Urban Agriculture and Innovative Production (UAIP) Success Stories

Common Ground Producers and Growers, KS (Implementation Project)

The Common Ground Urban Innovation Project facilitates the development of entrepreneurial projects such as job training, land, equipment, mentoring, and other business development assistance to new and beginning farmers. 25% of the work outlined in the grant, has been accomplished during year one. The Common Ground Mobile Market also encourages farmers and growers to expand their production. Hands-on training in farming and gardening to growers and students in the targeted zip codes will be offered and part-time community-based staff will be hired from targeted zip codes. During year two more qualitative data will be gathered regarding whether consumers have changed their food purchasing or eating habits due to the mobile market, as well as how often consumers return to the market and recommend it to others. Another growth area will be to provide further nutrition education through physical/digital materials and cooking classes to promote healthy eating. For more information, please view the Common Ground Producers and Growers Helps Wichita Residents video.

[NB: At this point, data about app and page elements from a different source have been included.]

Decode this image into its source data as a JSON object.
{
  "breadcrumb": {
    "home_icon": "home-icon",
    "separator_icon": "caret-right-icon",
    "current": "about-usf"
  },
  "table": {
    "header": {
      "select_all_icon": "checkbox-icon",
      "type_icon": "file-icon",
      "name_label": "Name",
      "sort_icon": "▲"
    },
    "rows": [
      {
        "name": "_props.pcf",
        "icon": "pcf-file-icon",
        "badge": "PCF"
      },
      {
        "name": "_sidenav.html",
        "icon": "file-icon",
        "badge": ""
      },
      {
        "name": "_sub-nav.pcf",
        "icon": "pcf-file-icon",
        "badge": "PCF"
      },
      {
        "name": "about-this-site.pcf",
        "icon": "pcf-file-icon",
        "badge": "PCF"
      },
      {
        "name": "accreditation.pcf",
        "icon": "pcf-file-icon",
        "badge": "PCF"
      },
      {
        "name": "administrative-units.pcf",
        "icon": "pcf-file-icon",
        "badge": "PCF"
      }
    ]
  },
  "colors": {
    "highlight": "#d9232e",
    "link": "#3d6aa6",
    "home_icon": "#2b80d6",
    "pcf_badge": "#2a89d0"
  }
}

A man on a tractor with a woman beside him

Tampa Family Health Centers, FL

Building upon the efforts of a Hillsborough Metropolitan Planning Organization project, Tampa Family Health Care Centers (TFHC) is excited and eager to expand upon the current efforts of the Garden Steps Project. The project purpose is to improve the quality of medical and mental/emotional/behavioral (MEB) health by increasing access to care through the reduction of barriers to healthy food and the increase in outdoor activities. They will complete a comprehensive Implementation Plan based upon the Centers for Disease Control and Prevention (CDC) Implementation Plan Template, approved by Sherry Hoback, President and CEO. TFHC will identify 200 patients with indicated conditions who are willing to complete an Intent to Change survey of eating behaviors as measured by actual number completing survey. Finally, they plan to conduct surveys to at least 2,500 individuals, with or without indicated conditions, who intend to use knowledge of the garden, its launch date and how to get involved, as measured by actual number completing surveys. For more information, please view the Tampa Family Health Care Centers page.

A woman gesturing at a small tree in front of her

USDA Programs and Services

USDA offers a wide variety of programs and services to urban producers to help them start, expand and improve their operations. This includes conservation, disaster assistance, crop insurance, and safety-net programs. Learn more at



Contact Us

Office of Urban Agriculture and Innovative Production
1400 Independence Avenue, SW.
Washington, D.C. 20250-0170

For more information on USDA and urban agriculture, visit or email us at